▶ EXERCISE DETAILS
The answer is an exact repeat of the entries below, with the pictures omitted.

[Dataset rows describing interfaces]
# # # # #
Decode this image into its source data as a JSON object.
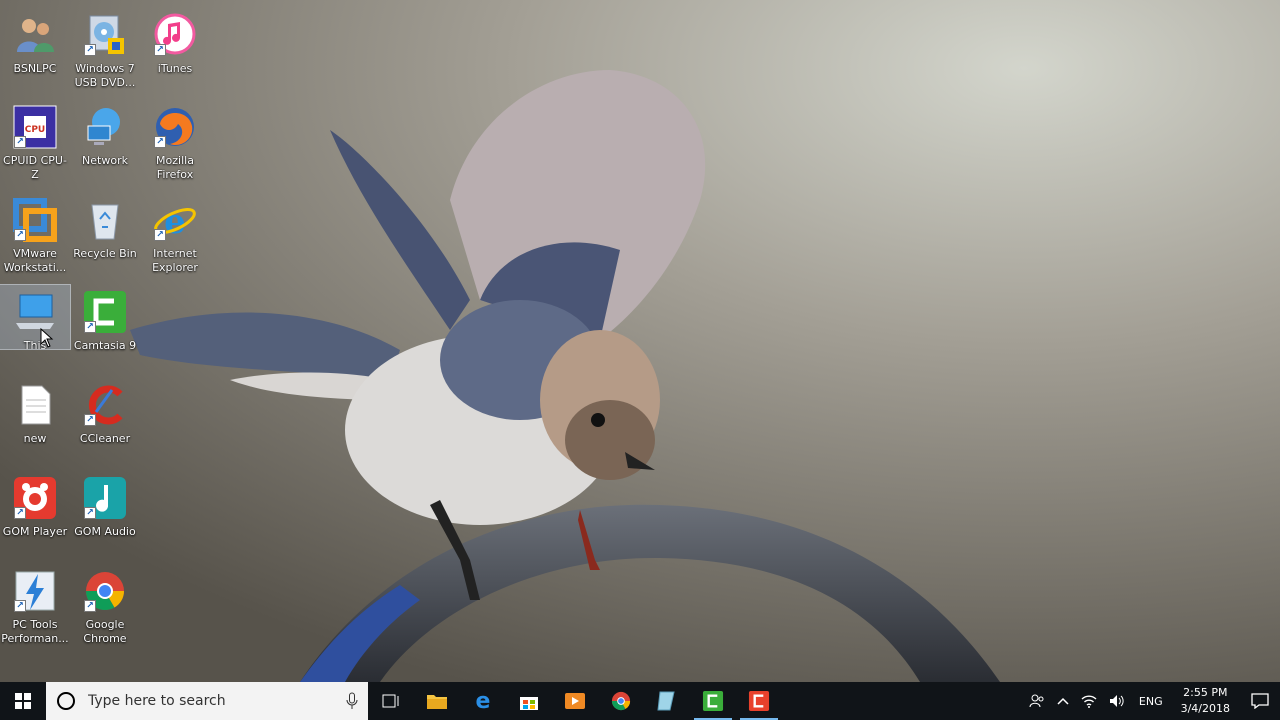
{
  "desktop": {
    "icons": [
      {
        "name": "BSNLPC",
        "icon": "user-folder-icon"
      },
      {
        "name": "Windows 7 USB DVD...",
        "icon": "usb-dvd-tool-icon"
      },
      {
        "name": "iTunes",
        "icon": "itunes-icon"
      },
      {
        "name": "CPUID CPU-Z",
        "icon": "cpu-z-icon"
      },
      {
        "name": "Network",
        "icon": "network-icon"
      },
      {
        "name": "Mozilla Firefox",
        "icon": "firefox-icon"
      },
      {
        "name": "VMware Workstati...",
        "icon": "vmware-icon"
      },
      {
        "name": "Recycle Bin",
        "icon": "recycle-bin-icon"
      },
      {
        "name": "Internet Explorer",
        "icon": "internet-explorer-icon"
      },
      {
        "name": "This",
        "icon": "this-pc-icon"
      },
      {
        "name": "Camtasia 9",
        "icon": "camtasia-icon"
      },
      {
        "name": "new",
        "icon": "text-document-icon"
      },
      {
        "name": "CCleaner",
        "icon": "ccleaner-icon"
      },
      {
        "name": "GOM Player",
        "icon": "gom-player-icon"
      },
      {
        "name": "GOM Audio",
        "icon": "gom-audio-icon"
      },
      {
        "name": "PC Tools Performan...",
        "icon": "pc-tools-icon"
      },
      {
        "name": "Google Chrome",
        "icon": "chrome-icon"
      }
    ]
  },
  "taskbar": {
    "search_placeholder": "Type here to search",
    "pinned": [
      "start-icon",
      "task-view-icon",
      "file-explorer-icon",
      "edge-icon",
      "store-icon",
      "media-player-icon",
      "chrome-icon",
      "notepad-icon",
      "camtasia-icon",
      "camtasia-recorder-icon"
    ],
    "tray": {
      "language": "ENG",
      "time": "2:55 PM",
      "date": "3/4/2018"
    }
  },
  "colors": {
    "taskbar_bg": "#101418",
    "accent": "#76b9ed"
  }
}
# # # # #
▶ EXERCISE OUTPUT
Decode this image into its source data as a JSON object.
{
  "desktop": {
    "icons": [
      {
        "name": "BSNLPC",
        "icon": "user-folder-icon"
      },
      {
        "name": "Windows 7 USB DVD...",
        "icon": "usb-dvd-tool-icon"
      },
      {
        "name": "iTunes",
        "icon": "itunes-icon"
      },
      {
        "name": "CPUID CPU-Z",
        "icon": "cpu-z-icon"
      },
      {
        "name": "Network",
        "icon": "network-icon"
      },
      {
        "name": "Mozilla Firefox",
        "icon": "firefox-icon"
      },
      {
        "name": "VMware Workstati...",
        "icon": "vmware-icon"
      },
      {
        "name": "Recycle Bin",
        "icon": "recycle-bin-icon"
      },
      {
        "name": "Internet Explorer",
        "icon": "internet-explorer-icon"
      },
      {
        "name": "This",
        "icon": "this-pc-icon"
      },
      {
        "name": "Camtasia 9",
        "icon": "camtasia-icon"
      },
      {
        "name": "new",
        "icon": "text-document-icon"
      },
      {
        "name": "CCleaner",
        "icon": "ccleaner-icon"
      },
      {
        "name": "GOM Player",
        "icon": "gom-player-icon"
      },
      {
        "name": "GOM Audio",
        "icon": "gom-audio-icon"
      },
      {
        "name": "PC Tools Performan...",
        "icon": "pc-tools-icon"
      },
      {
        "name": "Google Chrome",
        "icon": "chrome-icon"
      }
    ]
  },
  "taskbar": {
    "search_placeholder": "Type here to search",
    "pinned": [
      "start-icon",
      "task-view-icon",
      "file-explorer-icon",
      "edge-icon",
      "store-icon",
      "media-player-icon",
      "chrome-icon",
      "notepad-icon",
      "camtasia-icon",
      "camtasia-recorder-icon"
    ],
    "tray": {
      "language": "ENG",
      "time": "2:55 PM",
      "date": "3/4/2018"
    }
  },
  "colors": {
    "taskbar_bg": "#101418",
    "accent": "#76b9ed"
  }
}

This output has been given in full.